►

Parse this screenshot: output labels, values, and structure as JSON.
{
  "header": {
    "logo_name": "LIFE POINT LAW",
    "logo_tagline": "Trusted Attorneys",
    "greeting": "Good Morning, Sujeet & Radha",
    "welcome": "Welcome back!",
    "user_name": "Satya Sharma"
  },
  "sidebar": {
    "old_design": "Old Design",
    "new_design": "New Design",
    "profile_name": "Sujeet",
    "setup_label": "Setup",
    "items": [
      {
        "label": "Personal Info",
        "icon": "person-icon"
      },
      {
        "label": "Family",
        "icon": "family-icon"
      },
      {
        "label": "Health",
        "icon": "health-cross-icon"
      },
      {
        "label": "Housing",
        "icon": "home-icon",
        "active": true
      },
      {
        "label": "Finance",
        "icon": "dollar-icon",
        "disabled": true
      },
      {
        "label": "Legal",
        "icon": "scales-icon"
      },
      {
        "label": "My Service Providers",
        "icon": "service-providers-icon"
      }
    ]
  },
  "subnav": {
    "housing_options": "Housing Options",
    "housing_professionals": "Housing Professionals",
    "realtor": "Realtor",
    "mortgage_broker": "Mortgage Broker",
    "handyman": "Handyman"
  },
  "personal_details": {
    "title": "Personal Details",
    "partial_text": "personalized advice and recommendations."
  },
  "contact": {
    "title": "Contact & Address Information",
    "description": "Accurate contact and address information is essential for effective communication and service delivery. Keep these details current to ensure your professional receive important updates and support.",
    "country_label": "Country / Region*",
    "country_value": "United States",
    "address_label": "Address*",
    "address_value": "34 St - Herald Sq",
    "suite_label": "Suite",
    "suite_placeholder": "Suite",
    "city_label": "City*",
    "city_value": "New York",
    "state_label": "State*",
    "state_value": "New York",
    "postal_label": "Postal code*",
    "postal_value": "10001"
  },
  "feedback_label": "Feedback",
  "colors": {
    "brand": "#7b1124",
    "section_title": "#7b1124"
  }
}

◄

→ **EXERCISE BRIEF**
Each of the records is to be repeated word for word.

→ **WORKED SOLUTION**
Parse this screenshot: output labels, values, and structure as JSON.
{
  "header": {
    "logo_name": "LIFE POINT LAW",
    "logo_tagline": "Trusted Attorneys",
    "greeting": "Good Morning, Sujeet & Radha",
    "welcome": "Welcome back!",
    "user_name": "Satya Sharma"
  },
  "sidebar": {
    "old_design": "Old Design",
    "new_design": "New Design",
    "profile_name": "Sujeet",
    "setup_label": "Setup",
    "items": [
      {
        "label": "Personal Info",
        "icon": "person-icon"
      },
      {
        "label": "Family",
        "icon": "family-icon"
      },
      {
        "label": "Health",
        "icon": "health-cross-icon"
      },
      {
        "label": "Housing",
        "icon": "home-icon",
        "active": true
      },
      {
        "label": "Finance",
        "icon": "dollar-icon",
        "disabled": true
      },
      {
        "label": "Legal",
        "icon": "scales-icon"
      },
      {
        "label": "My Service Providers",
        "icon": "service-providers-icon"
      }
    ]
  },
  "subnav": {
    "housing_options": "Housing Options",
    "housing_professionals": "Housing Professionals",
    "realtor": "Realtor",
    "mortgage_broker": "Mortgage Broker",
    "handyman": "Handyman"
  },
  "personal_details": {
    "title": "Personal Details",
    "partial_text": "personalized advice and recommendations."
  },
  "contact": {
    "title": "Contact & Address Information",
    "description": "Accurate contact and address information is essential for effective communication and service delivery. Keep these details current to ensure your professional receive important updates and support.",
    "country_label": "Country / Region*",
    "country_value": "United States",
    "address_label": "Address*",
    "address_value": "34 St - Herald Sq",
    "suite_label": "Suite",
    "suite_placeholder": "Suite",
    "city_label": "City*",
    "city_value": "New York",
    "state_label": "State*",
    "state_value": "New York",
    "postal_label": "Postal code*",
    "postal_value": "10001"
  },
  "feedback_label": "Feedback",
  "colors": {
    "brand": "#7b1124",
    "section_title": "#7b1124"
  }
}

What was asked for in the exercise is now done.